“It’s a treasure hunt!” exclaimed Misty Buchanan, inventory manager for the Natural Heritage Program.
The wild hyacinth was the subject of much discussion. While the plant is a bit more common in the Midwest, it is found in only three locations in North Carolina, and Camassia Slopes is the premier location to view them in the state.
Misty Buchanan uses a taxonomic key to identify a specimen.
Once on site, the team made its way up the floodplain slopes. As if tracking an escaped inmate from nearby Odum Prison, the team quickly split up to cover more ground. Armed with notepads and a GPS, they relayed their findings to one another in raised voices. While their shorthand language is difficult to understand for the uninitiated (a combination of acronyms, Latin, and the occasional English), it served the seasoned team well as they collected field data.
A number of rare and threatened species were identified and catalogued during the survey, including sessile trillium, eastern isopyrum, James’ sedge, and the veined skullcap. The team of scientists had to be particularly careful as they traversed the slopes. Some areas were quite dense with rare plants and one careless step could mean squashing a state treasure.
Ecologist Harry LeGrand has been with the state’s Natural Heritage Program since the 1980s and visited this site last in 1990. While he was pleased that viable populations of many rare species continue to thrive, he noted some differences. Chickweed, an invasive species which can also be found in unkempt front yards, seemed to be denser since his last visit. He also noted more downed trees, many of which were likely uprooted by Hurricane Irene. When these trees fall and the canopy is opened, it can pave the way for invasive or exotic plants to move into the area, potentially jeopardizing the site’s rare plant communities.
Harry LeGrand examines a specimen using a hand lens, an indispensible tool for field surveys.
Information collected through surveys like these helps to prioritize land for protection along the Roanoke and Tar-Pamlico rivers. Preserving areas of biological value protects not only the species and natural communities at the site, but also provides water quality benefits for the sounds to the east.
A recently published paper in Nature, one of the world’s most respected scientific journals, showed that the loss of biodiversity can impact ecosystems as much as climate change or pollution. The first step to stemming biodiversity losses in the Albemarle-Pamlico region is to ensure that natural communities are well studied and high priority sites are protected. The Natural Heritage Program has been undertaking this valuable work for more than 35 years, and their redoubled efforts in the region will provide valuable information to guide future conservation efforts.

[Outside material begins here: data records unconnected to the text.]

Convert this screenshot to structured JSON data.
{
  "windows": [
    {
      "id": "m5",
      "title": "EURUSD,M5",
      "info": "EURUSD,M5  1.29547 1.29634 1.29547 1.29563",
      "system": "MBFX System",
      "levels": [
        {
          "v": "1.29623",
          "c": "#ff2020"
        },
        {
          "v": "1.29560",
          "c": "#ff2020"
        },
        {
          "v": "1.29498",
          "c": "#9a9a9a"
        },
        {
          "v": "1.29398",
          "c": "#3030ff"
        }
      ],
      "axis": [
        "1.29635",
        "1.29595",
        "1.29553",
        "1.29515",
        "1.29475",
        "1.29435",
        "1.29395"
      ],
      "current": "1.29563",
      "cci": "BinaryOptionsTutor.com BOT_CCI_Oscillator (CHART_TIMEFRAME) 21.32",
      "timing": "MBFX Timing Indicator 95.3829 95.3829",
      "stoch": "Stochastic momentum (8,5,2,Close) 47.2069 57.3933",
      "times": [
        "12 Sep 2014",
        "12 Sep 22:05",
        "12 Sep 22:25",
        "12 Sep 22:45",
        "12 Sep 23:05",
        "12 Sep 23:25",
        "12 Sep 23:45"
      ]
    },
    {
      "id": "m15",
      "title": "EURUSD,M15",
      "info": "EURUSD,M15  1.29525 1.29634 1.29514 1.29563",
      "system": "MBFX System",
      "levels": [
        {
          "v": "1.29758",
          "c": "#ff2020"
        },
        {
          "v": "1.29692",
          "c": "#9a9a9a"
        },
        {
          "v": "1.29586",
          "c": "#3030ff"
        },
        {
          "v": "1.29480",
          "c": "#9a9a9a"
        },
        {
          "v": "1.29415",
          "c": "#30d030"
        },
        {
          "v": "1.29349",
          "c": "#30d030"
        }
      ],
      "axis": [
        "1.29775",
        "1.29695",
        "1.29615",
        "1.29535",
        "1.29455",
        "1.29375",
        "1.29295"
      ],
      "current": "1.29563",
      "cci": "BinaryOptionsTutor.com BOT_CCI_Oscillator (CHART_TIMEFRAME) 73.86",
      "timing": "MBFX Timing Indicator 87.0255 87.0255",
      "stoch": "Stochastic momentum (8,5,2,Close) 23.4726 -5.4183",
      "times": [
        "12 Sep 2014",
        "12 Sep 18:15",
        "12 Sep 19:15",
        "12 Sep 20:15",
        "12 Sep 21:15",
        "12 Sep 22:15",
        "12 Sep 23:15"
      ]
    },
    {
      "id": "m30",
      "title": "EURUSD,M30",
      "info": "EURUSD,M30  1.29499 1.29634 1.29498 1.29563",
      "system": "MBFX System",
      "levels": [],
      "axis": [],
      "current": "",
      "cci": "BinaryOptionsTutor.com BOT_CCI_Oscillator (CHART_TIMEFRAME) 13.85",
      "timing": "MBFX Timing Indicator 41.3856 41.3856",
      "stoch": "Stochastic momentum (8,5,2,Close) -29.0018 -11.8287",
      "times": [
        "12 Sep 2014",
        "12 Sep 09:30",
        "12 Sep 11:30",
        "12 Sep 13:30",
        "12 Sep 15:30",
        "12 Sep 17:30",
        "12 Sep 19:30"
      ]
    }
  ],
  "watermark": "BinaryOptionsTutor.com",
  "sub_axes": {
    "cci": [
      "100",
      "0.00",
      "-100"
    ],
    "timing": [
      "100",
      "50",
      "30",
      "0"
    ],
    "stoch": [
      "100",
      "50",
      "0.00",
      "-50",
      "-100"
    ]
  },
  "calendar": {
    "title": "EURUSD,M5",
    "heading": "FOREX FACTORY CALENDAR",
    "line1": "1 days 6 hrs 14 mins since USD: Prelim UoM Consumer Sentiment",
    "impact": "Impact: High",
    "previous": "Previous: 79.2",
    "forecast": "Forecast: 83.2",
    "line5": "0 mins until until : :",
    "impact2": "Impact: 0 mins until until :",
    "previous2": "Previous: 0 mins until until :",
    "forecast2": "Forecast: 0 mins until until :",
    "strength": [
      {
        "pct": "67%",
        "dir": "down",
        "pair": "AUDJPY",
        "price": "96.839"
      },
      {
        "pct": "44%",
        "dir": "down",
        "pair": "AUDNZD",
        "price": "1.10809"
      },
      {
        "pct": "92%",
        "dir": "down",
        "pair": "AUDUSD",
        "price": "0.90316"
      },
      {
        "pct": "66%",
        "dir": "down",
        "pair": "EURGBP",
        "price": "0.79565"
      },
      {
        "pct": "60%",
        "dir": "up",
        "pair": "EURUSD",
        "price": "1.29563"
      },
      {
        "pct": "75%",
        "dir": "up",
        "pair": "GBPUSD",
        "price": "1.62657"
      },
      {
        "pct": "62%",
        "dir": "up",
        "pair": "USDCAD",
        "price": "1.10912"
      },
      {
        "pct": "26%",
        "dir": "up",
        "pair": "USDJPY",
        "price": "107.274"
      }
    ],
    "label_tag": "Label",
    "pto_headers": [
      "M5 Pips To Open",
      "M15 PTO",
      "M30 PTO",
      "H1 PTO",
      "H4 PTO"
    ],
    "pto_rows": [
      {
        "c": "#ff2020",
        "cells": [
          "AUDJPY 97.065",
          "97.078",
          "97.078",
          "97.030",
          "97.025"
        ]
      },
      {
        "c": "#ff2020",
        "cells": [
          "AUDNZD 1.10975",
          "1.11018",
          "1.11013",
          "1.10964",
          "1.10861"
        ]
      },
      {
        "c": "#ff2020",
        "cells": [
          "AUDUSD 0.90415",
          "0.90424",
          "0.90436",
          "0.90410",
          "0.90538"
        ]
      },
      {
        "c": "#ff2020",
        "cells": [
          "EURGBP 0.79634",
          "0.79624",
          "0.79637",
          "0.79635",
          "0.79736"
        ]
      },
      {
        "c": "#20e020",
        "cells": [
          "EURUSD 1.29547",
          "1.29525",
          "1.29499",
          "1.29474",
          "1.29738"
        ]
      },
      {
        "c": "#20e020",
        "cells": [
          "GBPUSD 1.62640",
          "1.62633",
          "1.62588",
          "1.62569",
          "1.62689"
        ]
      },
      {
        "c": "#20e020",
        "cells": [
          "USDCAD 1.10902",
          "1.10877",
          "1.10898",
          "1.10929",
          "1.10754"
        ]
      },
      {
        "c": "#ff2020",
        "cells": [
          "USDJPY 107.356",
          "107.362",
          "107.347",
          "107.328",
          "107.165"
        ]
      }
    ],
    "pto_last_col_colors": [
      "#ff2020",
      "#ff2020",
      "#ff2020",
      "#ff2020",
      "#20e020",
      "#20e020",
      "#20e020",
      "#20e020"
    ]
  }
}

Laura Gadd takes a moment to enjoy the field of Camassia.
Botanist Laura Gadd said the trip was “one for the history books” after enjoying lunch sitting among more than 500 rare hyacinths. Despite more than five years working in North Carolina as a botanist, it was the first time she’d seen this species. The team’s enthusiasm for its work was evident, but no expertise was necessary to enjoy the warm spring day in one of eastern North Carolina’s most ecologically pristine places.